A team of researchers studied tropical forest growth by comparing forest biomass across forest patches of different ages in the Agua Salud Project area of the Smithsonian Tropical Research Institute (STRI) in Panama. They also measured how much nitrogen, an essential nutrient for plant growth, was provided by nitrogen fixing trees.  “It takes only 12 years to accumulate 50 000 kg of carbon per hectare. This is 40% of the carbon present in mature forests” says co-author Johannes Ransijn, a PhD-student at the Department of Geosciences and Natural Resource Management at the University of Copenhagen. “This rapid forest growth was only possible because of the nitrogen fixing species; they supplied over 50% of the nitrogen needed”

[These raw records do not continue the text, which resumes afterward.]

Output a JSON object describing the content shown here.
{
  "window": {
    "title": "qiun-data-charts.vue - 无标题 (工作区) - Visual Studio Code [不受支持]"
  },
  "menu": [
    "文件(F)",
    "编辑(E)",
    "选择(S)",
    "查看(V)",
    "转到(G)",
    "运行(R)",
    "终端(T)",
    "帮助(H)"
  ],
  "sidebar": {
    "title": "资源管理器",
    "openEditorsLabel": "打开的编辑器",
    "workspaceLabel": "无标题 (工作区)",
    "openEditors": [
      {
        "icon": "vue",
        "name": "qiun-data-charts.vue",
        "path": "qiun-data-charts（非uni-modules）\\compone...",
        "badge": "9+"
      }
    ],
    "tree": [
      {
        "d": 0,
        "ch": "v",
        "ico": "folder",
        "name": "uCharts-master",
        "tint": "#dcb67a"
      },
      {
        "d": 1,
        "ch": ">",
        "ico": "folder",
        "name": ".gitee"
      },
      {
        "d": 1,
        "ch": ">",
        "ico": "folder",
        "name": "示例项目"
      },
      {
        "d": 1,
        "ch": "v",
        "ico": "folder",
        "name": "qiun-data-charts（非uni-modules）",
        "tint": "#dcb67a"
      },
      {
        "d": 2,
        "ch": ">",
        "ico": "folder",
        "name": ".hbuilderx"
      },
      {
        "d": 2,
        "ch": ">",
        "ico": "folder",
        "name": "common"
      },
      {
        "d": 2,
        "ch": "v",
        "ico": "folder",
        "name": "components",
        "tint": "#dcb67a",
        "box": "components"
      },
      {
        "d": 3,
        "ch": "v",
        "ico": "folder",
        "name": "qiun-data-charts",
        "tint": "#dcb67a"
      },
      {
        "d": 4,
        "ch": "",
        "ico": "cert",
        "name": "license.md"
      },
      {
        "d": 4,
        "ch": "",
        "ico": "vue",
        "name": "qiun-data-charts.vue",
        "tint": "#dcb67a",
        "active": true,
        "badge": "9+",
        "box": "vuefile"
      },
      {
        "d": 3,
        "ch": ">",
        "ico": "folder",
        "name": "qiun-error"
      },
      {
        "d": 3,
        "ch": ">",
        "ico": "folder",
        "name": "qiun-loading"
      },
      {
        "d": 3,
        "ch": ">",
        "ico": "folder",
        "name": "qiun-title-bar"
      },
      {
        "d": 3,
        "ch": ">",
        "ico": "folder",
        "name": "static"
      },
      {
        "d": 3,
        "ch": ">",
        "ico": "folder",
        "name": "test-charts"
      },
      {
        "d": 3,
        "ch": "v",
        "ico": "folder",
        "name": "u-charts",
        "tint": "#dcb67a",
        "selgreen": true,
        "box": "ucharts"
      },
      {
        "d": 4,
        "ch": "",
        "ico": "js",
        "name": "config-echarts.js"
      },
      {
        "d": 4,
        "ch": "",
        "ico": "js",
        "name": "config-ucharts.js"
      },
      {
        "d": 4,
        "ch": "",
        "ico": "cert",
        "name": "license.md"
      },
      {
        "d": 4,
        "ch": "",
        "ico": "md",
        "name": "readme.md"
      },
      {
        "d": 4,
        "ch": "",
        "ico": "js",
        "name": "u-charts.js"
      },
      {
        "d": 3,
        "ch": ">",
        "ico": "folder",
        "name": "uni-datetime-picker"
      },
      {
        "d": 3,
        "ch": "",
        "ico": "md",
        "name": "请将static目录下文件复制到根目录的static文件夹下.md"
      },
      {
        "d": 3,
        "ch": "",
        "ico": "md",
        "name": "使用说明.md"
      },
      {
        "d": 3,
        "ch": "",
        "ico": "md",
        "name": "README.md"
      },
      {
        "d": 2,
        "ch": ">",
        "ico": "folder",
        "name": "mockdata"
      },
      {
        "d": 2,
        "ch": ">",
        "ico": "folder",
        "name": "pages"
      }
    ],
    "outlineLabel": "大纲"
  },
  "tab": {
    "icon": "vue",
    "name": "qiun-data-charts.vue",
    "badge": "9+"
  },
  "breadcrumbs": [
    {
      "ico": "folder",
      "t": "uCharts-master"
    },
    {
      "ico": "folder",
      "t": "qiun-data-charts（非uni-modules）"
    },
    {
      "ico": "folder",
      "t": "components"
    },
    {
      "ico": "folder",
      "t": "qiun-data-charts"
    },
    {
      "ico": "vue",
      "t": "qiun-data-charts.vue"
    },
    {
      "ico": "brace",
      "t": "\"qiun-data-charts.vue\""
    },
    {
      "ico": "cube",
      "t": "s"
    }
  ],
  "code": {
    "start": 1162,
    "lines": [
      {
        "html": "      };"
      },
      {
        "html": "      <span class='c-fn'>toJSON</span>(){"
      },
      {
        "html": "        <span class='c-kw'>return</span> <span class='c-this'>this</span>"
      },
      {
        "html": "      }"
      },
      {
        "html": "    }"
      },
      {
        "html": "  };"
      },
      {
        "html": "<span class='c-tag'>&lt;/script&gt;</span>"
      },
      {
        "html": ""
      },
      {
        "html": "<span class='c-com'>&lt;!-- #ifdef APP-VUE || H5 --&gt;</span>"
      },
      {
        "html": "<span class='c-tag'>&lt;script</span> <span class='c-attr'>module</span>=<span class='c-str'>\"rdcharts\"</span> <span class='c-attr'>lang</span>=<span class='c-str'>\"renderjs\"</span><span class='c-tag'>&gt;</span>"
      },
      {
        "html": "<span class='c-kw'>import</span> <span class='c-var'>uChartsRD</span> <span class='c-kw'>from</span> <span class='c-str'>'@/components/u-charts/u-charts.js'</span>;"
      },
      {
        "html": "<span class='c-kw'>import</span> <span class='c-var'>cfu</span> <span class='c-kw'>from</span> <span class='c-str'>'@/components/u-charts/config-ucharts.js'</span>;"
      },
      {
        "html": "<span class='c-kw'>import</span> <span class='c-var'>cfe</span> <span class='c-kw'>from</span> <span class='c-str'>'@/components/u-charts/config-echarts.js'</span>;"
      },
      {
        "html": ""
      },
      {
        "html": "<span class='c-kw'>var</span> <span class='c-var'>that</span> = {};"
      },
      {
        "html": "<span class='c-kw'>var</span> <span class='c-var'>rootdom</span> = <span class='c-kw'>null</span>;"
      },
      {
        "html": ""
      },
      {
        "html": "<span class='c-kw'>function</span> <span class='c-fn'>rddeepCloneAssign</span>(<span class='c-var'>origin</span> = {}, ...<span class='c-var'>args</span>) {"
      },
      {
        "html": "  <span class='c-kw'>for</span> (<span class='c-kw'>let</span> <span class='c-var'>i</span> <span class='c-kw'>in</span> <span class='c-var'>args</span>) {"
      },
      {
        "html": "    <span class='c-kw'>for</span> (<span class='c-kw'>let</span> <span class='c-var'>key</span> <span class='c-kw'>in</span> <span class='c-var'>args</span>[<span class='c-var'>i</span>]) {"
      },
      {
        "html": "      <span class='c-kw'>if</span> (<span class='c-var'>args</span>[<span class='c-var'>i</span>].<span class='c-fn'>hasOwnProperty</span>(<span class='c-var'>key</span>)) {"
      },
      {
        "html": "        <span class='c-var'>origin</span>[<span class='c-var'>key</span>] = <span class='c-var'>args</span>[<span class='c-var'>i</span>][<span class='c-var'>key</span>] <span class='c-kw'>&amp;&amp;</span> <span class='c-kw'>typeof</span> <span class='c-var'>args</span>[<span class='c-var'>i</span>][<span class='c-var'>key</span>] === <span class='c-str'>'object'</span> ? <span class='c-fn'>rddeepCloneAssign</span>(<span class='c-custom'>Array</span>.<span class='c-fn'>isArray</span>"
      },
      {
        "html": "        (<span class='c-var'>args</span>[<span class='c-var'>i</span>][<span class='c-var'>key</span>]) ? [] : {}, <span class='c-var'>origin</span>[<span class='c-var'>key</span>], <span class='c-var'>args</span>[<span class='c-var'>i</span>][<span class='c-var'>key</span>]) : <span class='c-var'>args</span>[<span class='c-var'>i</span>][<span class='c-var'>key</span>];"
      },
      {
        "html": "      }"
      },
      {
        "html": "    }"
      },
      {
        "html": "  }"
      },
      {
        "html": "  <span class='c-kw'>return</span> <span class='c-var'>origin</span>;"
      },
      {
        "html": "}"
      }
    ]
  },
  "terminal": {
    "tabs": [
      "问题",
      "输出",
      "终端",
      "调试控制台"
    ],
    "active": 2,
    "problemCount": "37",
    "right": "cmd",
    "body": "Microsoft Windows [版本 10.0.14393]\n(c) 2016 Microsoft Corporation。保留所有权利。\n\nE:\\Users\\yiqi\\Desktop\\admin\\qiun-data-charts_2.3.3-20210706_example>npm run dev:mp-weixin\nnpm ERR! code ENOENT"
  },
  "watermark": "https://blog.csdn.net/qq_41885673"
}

Leaves

Inga thibaudiana, one of the nitrogen fixing tree species

Only a minority of the trees fix nitrogen, but as nitrogen cycles through the ecosystem, other neighbouring trees can benefit from the extra nitrogen as well. “The proportion of trees that are actually fixing nitrogen is highest in young forest and nitrogen fixing individuals have a strong competitive advantage in young forests” says Johannes Ransijn. “They grow up to nine times faster than non-fixing trees in 5 year old forests”. This advantage decreases when the forest matures and becomes more nitrogen rich, but the nitrogen fixing species differ in their characteristics. "Each tree species fixes nitrogen and carbon differently, so species important at 12 years drop out or become less common at 30 years" says first author Sarah Batterman, a postdoctoral researcher at Princeton University. "If you were to lose a species and it turned out to be essential for a specific time period, fixation might drop dramatically" says Sarah Batterman. “Diversity really matters”.

The nitrogen fixing ability is critical for the growth of young forests. How forests grow back after exploitation is especially relevant because a large and increasing proportion of global forests is growing on previously deforested land and the new findings are important for the understanding of forests interactions with global climatic change and rising CO2 concentrations.

Johannes Ransjin, IGN, University of Copenhagen

Johannes Ransijn collaborated in this study with lead author Sarah Batterman and Lars Hedin from Princeton University, Michiel van Breugel and Jefferson Hall from STRI and Dylan Craven from Yale University.

Reference:
Batterman, S.A., Hedin, L.O., van Breugel, M., Ransijn, J., Craven, D.J., Hall, J.S. 2013. Key role of symbiotic N2 fixation in tropical forest secondary succession. Nature (online – 15 September 2013). doi:10.1038/nature12525